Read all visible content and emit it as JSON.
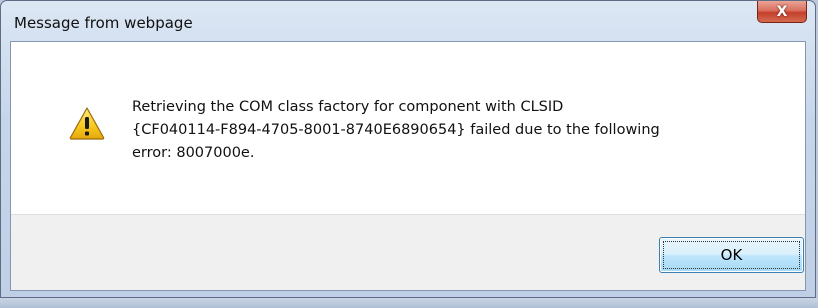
{
  "dialog": {
    "title": "Message from webpage",
    "close_label": "X",
    "message_lines": [
      "Retrieving the COM class factory for component with CLSID",
      "{CF040114-F894-4705-8001-8740E6890654} failed due to the following",
      "error: 8007000e."
    ],
    "icon": "warning-icon",
    "ok_label": "OK"
  },
  "colors": {
    "titlebar": "#c6d6ea",
    "close_button": "#c2402c",
    "button_area": "#f0f0f0",
    "ok_button_border": "#3c7fb1",
    "warning_yellow": "#f7c81e"
  }
}
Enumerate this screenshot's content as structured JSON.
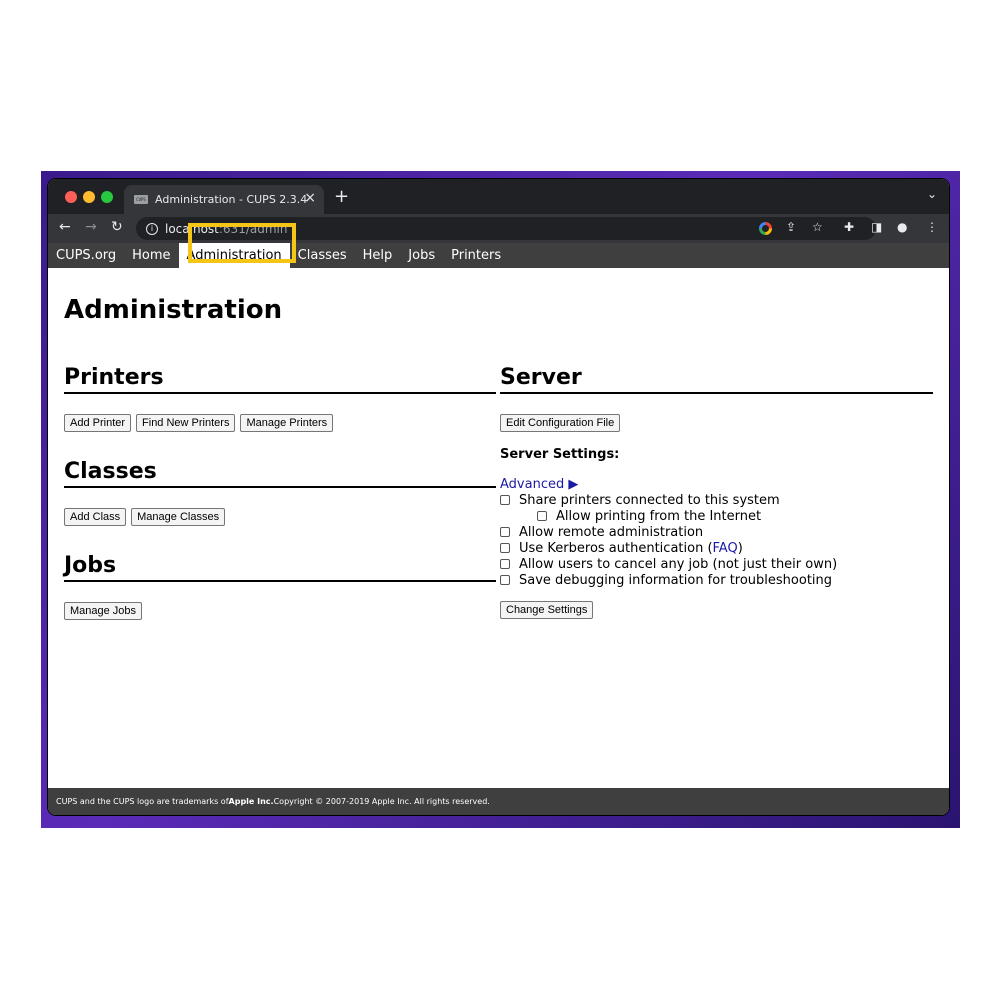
{
  "browser": {
    "tab_title": "Administration - CUPS 2.3.4",
    "tab_favicon_text": "CUPS",
    "new_tab_symbol": "+",
    "url_host": "localhost",
    "url_path": ":631/admin"
  },
  "nav": {
    "items": [
      "CUPS.org",
      "Home",
      "Administration",
      "Classes",
      "Help",
      "Jobs",
      "Printers"
    ],
    "active": "Administration"
  },
  "page": {
    "title": "Administration"
  },
  "printers": {
    "heading": "Printers",
    "buttons": [
      "Add Printer",
      "Find New Printers",
      "Manage Printers"
    ]
  },
  "classes": {
    "heading": "Classes",
    "buttons": [
      "Add Class",
      "Manage Classes"
    ]
  },
  "jobs": {
    "heading": "Jobs",
    "buttons": [
      "Manage Jobs"
    ]
  },
  "server": {
    "heading": "Server",
    "edit_config_label": "Edit Configuration File",
    "settings_title": "Server Settings:",
    "advanced_label": "Advanced ▶",
    "options": {
      "share": "Share printers connected to this system",
      "internet": "Allow printing from the Internet",
      "remote_admin": "Allow remote administration",
      "kerberos": "Use Kerberos authentication (",
      "kerberos_link": "FAQ",
      "kerberos_close": ")",
      "cancel_jobs": "Allow users to cancel any job (not just their own)",
      "debug": "Save debugging information for troubleshooting"
    },
    "change_settings_label": "Change Settings"
  },
  "footer": {
    "text_before": "CUPS and the CUPS logo are trademarks of ",
    "company": "Apple Inc.",
    "text_after": " Copyright © 2007-2019 Apple Inc. All rights reserved."
  },
  "colors": {
    "highlight": "#f5c518",
    "link": "#1a1aa6",
    "nav_bg": "#3f3f3f"
  }
}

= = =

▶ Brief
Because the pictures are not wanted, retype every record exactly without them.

▶ Answer to the exercise
Read all visible content and emit it as JSON.
{
  "dialog": {
    "title": "Message from webpage",
    "close_label": "X",
    "message_lines": [
      "Retrieving the COM class factory for component with CLSID",
      "{CF040114-F894-4705-8001-8740E6890654} failed due to the following",
      "error: 8007000e."
    ],
    "icon": "warning-icon",
    "ok_label": "OK"
  },
  "colors": {
    "titlebar": "#c6d6ea",
    "close_button": "#c2402c",
    "button_area": "#f0f0f0",
    "ok_button_border": "#3c7fb1",
    "warning_yellow": "#f7c81e"
  }
}
Enumerate this screenshot's content as structured JSON.
{
  "browser": {
    "tab_title": "Administration - CUPS 2.3.4",
    "tab_favicon_text": "CUPS",
    "new_tab_symbol": "+",
    "url_host": "localhost",
    "url_path": ":631/admin"
  },
  "nav": {
    "items": [
      "CUPS.org",
      "Home",
      "Administration",
      "Classes",
      "Help",
      "Jobs",
      "Printers"
    ],
    "active": "Administration"
  },
  "page": {
    "title": "Administration"
  },
  "printers": {
    "heading": "Printers",
    "buttons": [
      "Add Printer",
      "Find New Printers",
      "Manage Printers"
    ]
  },
  "classes": {
    "heading": "Classes",
    "buttons": [
      "Add Class",
      "Manage Classes"
    ]
  },
  "jobs": {
    "heading": "Jobs",
    "buttons": [
      "Manage Jobs"
    ]
  },
  "server": {
    "heading": "Server",
    "edit_config_label": "Edit Configuration File",
    "settings_title": "Server Settings:",
    "advanced_label": "Advanced ▶",
    "options": {
      "share": "Share printers connected to this system",
      "internet": "Allow printing from the Internet",
      "remote_admin": "Allow remote administration",
      "kerberos": "Use Kerberos authentication (",
      "kerberos_link": "FAQ",
      "kerberos_close": ")",
      "cancel_jobs": "Allow users to cancel any job (not just their own)",
      "debug": "Save debugging information for troubleshooting"
    },
    "change_settings_label": "Change Settings"
  },
  "footer": {
    "text_before": "CUPS and the CUPS logo are trademarks of ",
    "company": "Apple Inc.",
    "text_after": " Copyright © 2007-2019 Apple Inc. All rights reserved."
  },
  "colors": {
    "highlight": "#f5c518",
    "link": "#1a1aa6",
    "nav_bg": "#3f3f3f"
  }
}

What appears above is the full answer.